First, NS_ENUM uses a new feature of the C language where you can specify the underlying type for an enum. In this case, the underlying type for the enum is NSInteger (in plain C it would be whatever the compiler decides, char, short, or even a 24 bit integer if the compiler feels like it).

Second, the compiler specifically recognises the NS_ENUM macro, so it knows that you have an enum with values that shouldn’t be combined like flags, the debugger knows what’s going on, and the enum can be translated to Swift automatically.

NS_ENUM allows you to define a type.
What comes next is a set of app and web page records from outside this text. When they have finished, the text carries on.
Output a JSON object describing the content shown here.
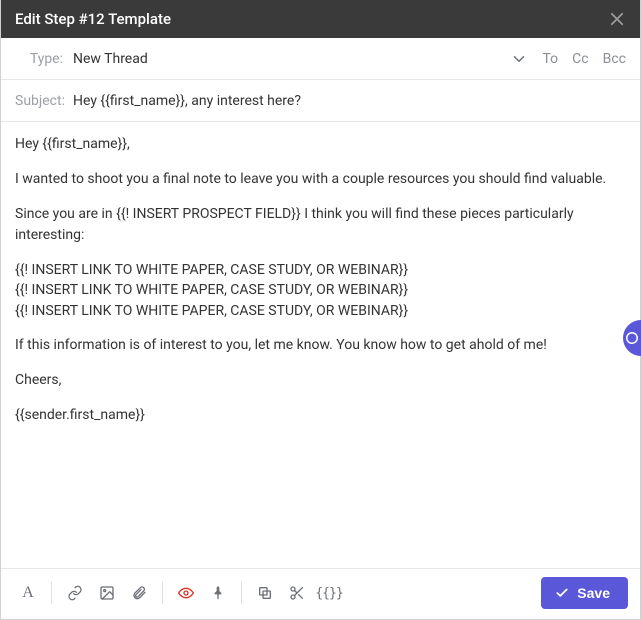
{
  "title": "Edit Step #12 Template",
  "type": {
    "label": "Type:",
    "value": "New Thread",
    "recipients": {
      "to": "To",
      "cc": "Cc",
      "bcc": "Bcc"
    }
  },
  "subject": {
    "label": "Subject:",
    "value": "Hey {{first_name}}, any interest here?"
  },
  "body": {
    "greeting": "Hey {{first_name}},",
    "para1": "I wanted to shoot you a final note to leave you with a couple resources you should find valuable.",
    "para2": "Since you are in {{! INSERT PROSPECT FIELD}} I think you will find these pieces particularly interesting:",
    "links": [
      "{{! INSERT LINK TO WHITE PAPER, CASE STUDY, OR WEBINAR}}",
      "{{! INSERT LINK TO WHITE PAPER, CASE STUDY, OR WEBINAR}}",
      "{{! INSERT LINK TO WHITE PAPER, CASE STUDY, OR WEBINAR}}"
    ],
    "para3": "If this information is of interest to you, let me know. You know how to get ahold of me!",
    "signoff": "Cheers,",
    "signature": "{{sender.first_name}}"
  },
  "toolbar": {
    "font_style": "A",
    "variables": "{{}}"
  },
  "actions": {
    "save": "Save"
  },
  "colors": {
    "accent": "#5B57D9",
    "danger": "#d9362b",
    "header": "#3a3a3a"
  }
}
This means that the compiler can check if you’re assigning the enum to a different variable like so:

//OK in both cases
NSInteger integer = SizeWidth;
//OK only with typedef
BOOL value = SizeHeight;

NS_ENUM also provides checks in switch statements that you’ve covered all possible values:

//Will generate warning if using `NS_ENUM`
switch(sizeVariable) {
    case SizeWidth:
        //Do something